Q & A with 2019 Champion for Change, Charitie Ropati
Charitie is 17 years old. She is from Anchorage, Alaska and is a proud member of the Native Village of Kongiganak. Charitie is currently a senior attending Service High School in Anchorage.
What issues affecting Native youth are you passionate about?
The fact that Indigenous students continue to have some of the lowest graduation rates and highest dropout rates of any other racial group demographically is not only saddening but is a legitimate crisis. In order to fully counteract this issue, a course curriculum that is Native centric and a policy that would allow youth to wear their regalia during graduation can potentially solve this issue. More native youth should and need to be graduating high school.
What does being a 2019 Champion for Change mean to you?
Being a Champion is more than the title or recognition, but it is empowering and has created a platform for my initiative to expand and to be taken as credible by western academia. This is an opportunity of a lifetime and will allow me to network with other people and organizations so that I can create a larger influence. Being a Champion recognizes the work I have done but also creates a pathway for other Alaska Native youth to start their own initiatives on whatever issues they find important.
What are you most excited about for Champions for Change Week?
I’m most excited about the people I’ll meet while in D.C. To be exposed to influential and powerful Native leaders is very valuable and I am honored tobe in such a position to hear the advice given. Also, having the opportunity to meet with my state representatives is amazing because it will allow me time to talk about my initiatives and even apply them on a state level. To have this type of communication and exposure is very exciting and I am grateful to have such an opportunity.
If you had to tell Native youth one thing, what would it be?
You are capable. This is a message I haven’t always heard in western education. When your native learning in a system that has historically worked to systematically “kill the Indian, and save the man,” more native youth need to hear the message that they are capable beyond their own beliefs. You are capable to pursue higher education despite the lack of representation because there are others who look up to you. You are a role model, even if you aren’t fully aware of that fact.
What is a fun fact about you or your community?
I identify as Mexican, Samoan, and Yup’ik. My multi ethnicity is very important to me and I am very attuned to all aspects of my cultural heritage. I am blessed to be exposed to all parts of my heritage.
From Feb. 4th to Feb. 8th, the Center for Native American Youth will be highlighting the stories of our 2019 Champions for Change.
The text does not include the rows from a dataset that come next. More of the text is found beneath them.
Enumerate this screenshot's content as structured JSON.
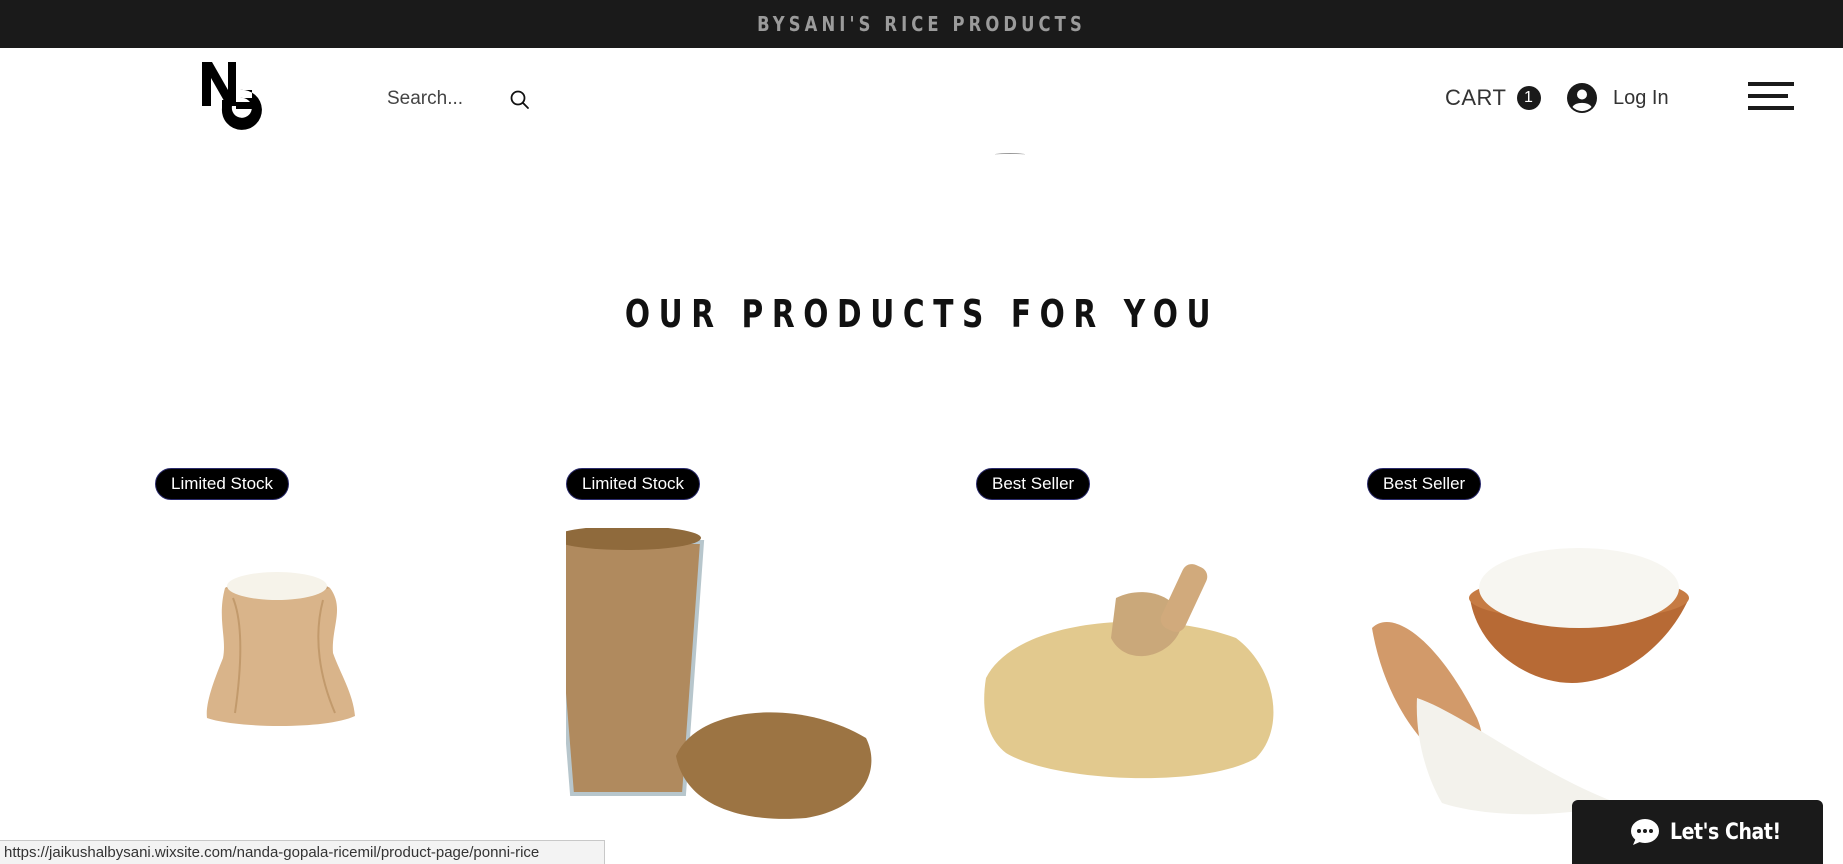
{
  "announcement": {
    "text": "BYSANI'S RICE PRODUCTS"
  },
  "header": {
    "logo_letters": "NG",
    "search": {
      "placeholder": "Search..."
    },
    "cart": {
      "label": "CART",
      "count": "1"
    },
    "login": {
      "label": "Log In"
    }
  },
  "section": {
    "title": "OUR PRODUCTS FOR YOU"
  },
  "products": [
    {
      "badge": "Limited Stock",
      "image": "rice-sack"
    },
    {
      "badge": "Limited Stock",
      "image": "brown-rice-glass"
    },
    {
      "badge": "Best Seller",
      "image": "broken-rice-scoop"
    },
    {
      "badge": "Best Seller",
      "image": "basmati-rice-bowl"
    }
  ],
  "chat": {
    "label": "Let's Chat!"
  },
  "status_bar": {
    "url": "https://jaikushalbysani.wixsite.com/nanda-gopala-ricemil/product-page/ponni-rice"
  },
  "colors": {
    "bar": "#1a1a1a",
    "badge_bg": "#000000",
    "badge_border": "#2a2a6b",
    "announce_text": "#9b9b9b"
  }
}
Champions for Change serve as representatives of the next generations of leaders in Indian Country.
Join Charitie and the other 2019 Champions for Change for a public event and discussion at the Aspen Institute on Tuesday Feb. 12th. Following the panel discussion with the Champions for Change, the Center for Native American Youth will hold its annual anniversary reception at the Capitol Hilton hotel from 5-7pm.
RSVP for the panel discussion with the Champions for Change here.
RSVP for the CNAY Anniversary Reception here.